Mexican revolutionary Pancho Villa (Antonio Banderas) finds himself without adequate funding to finance his war against the military-run government. He also finds himself at odds with the Americans because of the Hearst media empire's press campaign against him. To counter both of these, he sends emissaries to movie producers to convince them to pay to film his progress and the actual battles. Producer D.W. Griffith (Colm Feore) becomes interested and sends Frank Thayer (Eion Bailey) with a film crew to develop film reels. Thayer becomes horrified and fascinated by the bandit. He finds an enigmatic individual that is both ghoulishly brutal and charmingly captivating. The resulting film became the first feature length movie, introducing scores of Americans to the true horrors of war that they had never personally seen. Thayer sold the studios on making the film despite their concerns that no one would sit through a movie longer than 1 hour by convincing them that they could raise the ... Written by
John Sacksteder <email@example.com>
While filming Life of Villa (1912) a battle between the forces of Pancho Villa and federal troops near Ojinaga, cameraman Charles Rosher was captured by federal soldiers and brought before their commanding general. Rosher thought he was about to be executed as a spy, and things didn't look too good for him until the Mexican general noticed Rosher's Masonic pin in his lapel. The general then gave Rosher the Masonic greeting; it turned out he was a Mason, too. Instead of being shot as a spy, Rosher was treated as a guest, and was later released after the Mexican government made a deal with the American government that allowed their troops to cross into American territory in order to outflank Villa's forces and attack them from the rear. See more »
In the battle of Torreon, after Villa's troops retreat, and the Federales stand down, one of the scenes has obviously flipped (reversed) film. The Mauser rifle that the soldier is staring down is shown from the right side, but it is in fact the left side of the weapon. See more »
This was a film based on true events that you can actually happened between 1912-1916 during the Mexican Revolution. You can check it right here at IMDb just type Pancho Villa and see the results; there four short films were made where Pancho Villa starred as himself, but good luck finding those films. I sure like to see those and see how closeto the truth this film was.
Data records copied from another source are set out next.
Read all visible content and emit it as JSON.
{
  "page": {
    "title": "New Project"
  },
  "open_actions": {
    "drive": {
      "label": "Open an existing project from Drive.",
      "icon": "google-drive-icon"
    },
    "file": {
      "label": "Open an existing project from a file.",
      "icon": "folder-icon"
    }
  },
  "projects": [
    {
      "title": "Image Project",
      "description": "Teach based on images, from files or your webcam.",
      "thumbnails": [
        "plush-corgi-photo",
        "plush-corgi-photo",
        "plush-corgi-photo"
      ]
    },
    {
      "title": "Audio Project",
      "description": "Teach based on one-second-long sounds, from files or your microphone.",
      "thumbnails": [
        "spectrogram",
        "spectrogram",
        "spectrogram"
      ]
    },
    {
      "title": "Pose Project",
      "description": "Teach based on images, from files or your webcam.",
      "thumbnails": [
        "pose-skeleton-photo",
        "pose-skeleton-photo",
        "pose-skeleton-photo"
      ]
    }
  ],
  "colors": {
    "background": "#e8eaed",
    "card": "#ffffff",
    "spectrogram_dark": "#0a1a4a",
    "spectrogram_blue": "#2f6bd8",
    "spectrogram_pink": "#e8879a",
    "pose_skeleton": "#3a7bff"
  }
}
Over all this was a very impressive film for an HBO TV film, Antonnio Banderas did a great job, even thought he didn't look anything like Villa who was a short and small stature of a man and he actually looked a lot more like the actor "Damián Alcázar" who plays "Gen. Rodolfo Fierro" in this film; there is a close resemblance if you see the pictures of Villa and after all Alcazar is a real Mexican compare to Banderas who is from Spain.
Both the photography and location of this film was just perfect, especially the photography and the great choice of location to be able to shoot in Mexico with a great cast of real Mexican extras who really added so much authenticity and depth to this film. Its really a pity Hollywood doesn't do more historical films like this, this film was only about the deal Villa made with Hollywood to shoot his revolution and yet there is so much more to be made into a film such as the Mexican revolution and history of Pancho Villa and Emiliano Zapata who changed the course of History in Mexico.
Maybe one day people like Robert Rodriguez who some how gets so much money handed to them to make dumb films like "once upton in Mexico" (which was the most dumbest and awful film I have ever seen) decide to look into their own history and find there is so much more to be depicted for the younger generation of Mexicans who have never even heard of Pancho Villa.
16 of 18 people found this review helpful.
Was this review helpful to you?